Event-based Queries

ON event SELECT …

Run query only when interesting events happen

Event examples

Button pushed

Message arrival

Bird enters nest

Analogous to triggers but events are user-defined

query over stored data
Query over Stored Data

Named buffers in Flash memory

Store query results in buffers

Query over named buffers

Analogous to materialized views

Example:

CREATE BUFFERname SIZE x (field1 type1, field2 type2, …)

SELECTa1, a2 FROM sensorsSAMPLEPERIODdINTOname

SELECTfield1, field2, …FROMnameSAMPLE PERIODd

slide15

I

II

III

IV

V

VI

Introduction

Architecture

Data Model and Query Language

Query Dissemination and Result Collection

Query Processing

Conclusions

Outline

tree based routing
Tree-based Routing

Tree-based routing

Used in:

Query delivery

Data collection

In-network aggregation

Q:SELECT …

A

Q

R:{…}

Q

R:{…}

Q

B

C

Q

Q

R:{…}

Q

Q

D

R:{…}

Q

R:{…}

Q

Q

Q

F

E

Q

basic aggregation
Basic Aggregation

In each epoch:

Each node samples local sensors once

Generates partial state record (PSR)

local readings

readings from children

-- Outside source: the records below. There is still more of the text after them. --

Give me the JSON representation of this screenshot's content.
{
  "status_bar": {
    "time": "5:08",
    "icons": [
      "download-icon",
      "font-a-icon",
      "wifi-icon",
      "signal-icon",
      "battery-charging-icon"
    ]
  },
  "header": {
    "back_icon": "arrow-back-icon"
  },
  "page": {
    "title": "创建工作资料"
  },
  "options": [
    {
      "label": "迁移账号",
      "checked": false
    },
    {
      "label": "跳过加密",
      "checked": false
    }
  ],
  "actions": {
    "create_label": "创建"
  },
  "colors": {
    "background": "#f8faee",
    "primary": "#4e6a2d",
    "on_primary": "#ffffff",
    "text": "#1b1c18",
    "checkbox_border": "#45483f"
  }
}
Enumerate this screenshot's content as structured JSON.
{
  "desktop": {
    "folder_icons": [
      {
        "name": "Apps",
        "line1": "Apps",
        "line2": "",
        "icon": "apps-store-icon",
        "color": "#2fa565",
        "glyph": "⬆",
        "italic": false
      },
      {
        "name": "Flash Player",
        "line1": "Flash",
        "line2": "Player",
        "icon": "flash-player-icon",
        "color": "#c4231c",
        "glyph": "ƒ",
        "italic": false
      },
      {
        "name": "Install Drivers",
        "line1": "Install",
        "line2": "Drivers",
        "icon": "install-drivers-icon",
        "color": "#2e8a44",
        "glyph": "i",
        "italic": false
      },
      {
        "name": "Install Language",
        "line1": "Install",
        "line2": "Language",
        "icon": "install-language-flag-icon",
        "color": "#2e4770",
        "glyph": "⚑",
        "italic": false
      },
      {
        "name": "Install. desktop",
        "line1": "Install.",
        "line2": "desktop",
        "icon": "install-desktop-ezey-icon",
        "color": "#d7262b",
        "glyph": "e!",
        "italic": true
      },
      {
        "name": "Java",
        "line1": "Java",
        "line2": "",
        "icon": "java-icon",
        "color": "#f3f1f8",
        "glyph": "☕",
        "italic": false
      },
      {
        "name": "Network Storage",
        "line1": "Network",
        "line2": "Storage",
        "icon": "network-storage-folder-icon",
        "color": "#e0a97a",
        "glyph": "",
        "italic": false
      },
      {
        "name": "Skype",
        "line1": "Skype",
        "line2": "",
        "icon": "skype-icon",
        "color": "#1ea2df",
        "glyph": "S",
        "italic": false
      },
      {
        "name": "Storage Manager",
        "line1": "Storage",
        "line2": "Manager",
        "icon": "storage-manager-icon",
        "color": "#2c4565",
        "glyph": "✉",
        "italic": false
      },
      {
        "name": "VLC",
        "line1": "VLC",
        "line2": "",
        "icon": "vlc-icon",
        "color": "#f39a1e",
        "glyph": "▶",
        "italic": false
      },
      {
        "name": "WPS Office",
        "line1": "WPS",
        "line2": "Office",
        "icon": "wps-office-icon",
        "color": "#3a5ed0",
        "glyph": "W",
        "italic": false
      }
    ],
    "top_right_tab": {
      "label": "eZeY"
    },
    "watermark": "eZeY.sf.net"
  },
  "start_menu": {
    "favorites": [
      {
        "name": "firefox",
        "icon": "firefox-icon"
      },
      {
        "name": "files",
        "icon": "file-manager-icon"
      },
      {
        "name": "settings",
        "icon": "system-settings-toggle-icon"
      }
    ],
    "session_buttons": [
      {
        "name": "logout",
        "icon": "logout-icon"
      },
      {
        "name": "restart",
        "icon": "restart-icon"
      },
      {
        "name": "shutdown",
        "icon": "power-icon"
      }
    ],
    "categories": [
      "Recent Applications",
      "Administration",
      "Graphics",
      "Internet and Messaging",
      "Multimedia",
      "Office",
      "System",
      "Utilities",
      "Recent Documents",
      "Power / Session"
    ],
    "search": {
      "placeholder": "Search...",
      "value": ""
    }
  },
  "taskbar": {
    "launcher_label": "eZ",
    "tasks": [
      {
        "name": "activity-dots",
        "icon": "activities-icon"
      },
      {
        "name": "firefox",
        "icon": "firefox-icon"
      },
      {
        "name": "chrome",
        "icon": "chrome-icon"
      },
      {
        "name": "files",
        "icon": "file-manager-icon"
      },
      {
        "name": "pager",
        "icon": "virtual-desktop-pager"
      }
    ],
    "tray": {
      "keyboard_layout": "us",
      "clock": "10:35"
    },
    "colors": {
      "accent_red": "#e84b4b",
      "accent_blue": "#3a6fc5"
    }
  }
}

Outputs PSR during assigned comm. interval

At end of epoch, PSR for whole network output at root

New result on each successive epoch

1

2

3

4

5

illustration aggregation
Illustration: Aggregation

SELECT COUNT(*) FROM sensors

Sensor #

1

Epoch

1

2

3

4

5

2

4

1

3

3

2

4

1

1

4

5

Interval 4

Interval #

illustration aggregation1
Illustration: Aggregation

SELECT COUNT(*) FROM sensors

Sensor #

1

1

2

3

4

5

2

4

1

3

3

2

2

2

4

1

4

5

Interval 3

Interval #

illustration aggregation2
Illustration: Aggregation

SELECT COUNT(*) FROM sensors

Sensor #

1

1

1

2

3

4

5

3

2

4

1

3

3

2

2

1

3

4

1

4

5

Interval 2

Interval #

illustration aggregation3
Illustration: Aggregation

SELECT COUNT(*) FROM sensors

5

Sensor #

1

1

2

3

4

5

2

4

1

3

3

2

2

1

3

4

1

5

4

5

Interval 1

Interval #

illustration aggregation4
Illustration: Aggregation

SELECT COUNT(*) FROM sensors

Sensor #

1

1

2

3

4

5

2

4

1

3

3

2

2

1

3

4

1

5

1

4

1

5

Interval 4

Interval #

slide23

I

II

III

IV

V

VI

Introduction

Architecture

Data Model and Query Language

Query Dissemination and Result Collection

Query Processing

Conclusions

Outline

inside tinydb
Inside TinyDB

T:1, AVG: 225

T:2, AVG: 250

SELECT AVG(temp) WHERE light > 400

Results

Queries

Aggavg(temp)

Filterlight > 400

Name: temp

Time to sample: 50 uS

Cost to sample: 90 uJ

Calibration Table: 3

Units: Deg. F

Error: ± 5 Deg F

Get f: getTempFunc()…

got(‘temp’)

get (‘temp’)

Tables

Samples

getTempFunc(…)

Multihop

Network

Query Processor

Schema

TinyOS

TinyDB

acquisitional query processing acqp
Acquisitional Query Processing (ACQP)

TinyDB acquires AND processes data

Could generate an infinite number of samples

An acqusitional query processor controls

when,

where,

and with what frequency data is collected!

Versus traditional systems where data is provided a priori

acqp what s different
ACQP: What’s Different?

How should the query be processed?

Sampling as a first class operation

How does the user control acquisition?

Rates or lifetimes

Event-based triggers

Which nodes have relevant data?

Index-like data structures

Which samples should be transmitted?

Prioritization, summary, and rate control

operator ordering interleave sampling selection
Operator Ordering: Interleave Sampling + Selection

At 1 sample / sec, total power savings could be as much as 3.5mW  Comparable to processor!

Correct ordering

(unless pred1 is very selective and pred2 is not):

Traditional DBMS

(pred2)

(pred1)

(pred1)

Costly

mag

light

ACQP

(pred2)

(pred2)

(pred1)

Cheap

light

mag

mag

light

  • E(sampling mag) >> E(sampling light)

1500 uJ vs. 90 uJ

SELECT light, mag

FROM sensors

WHERE pred1(mag)

AND pred2(light)

SAMPLE PERIOD 1s

conclusions
Conclusions
  • Architecture
  • Data Model and Query Language
  • Query Dissemination and Result Collection
  • Query Processing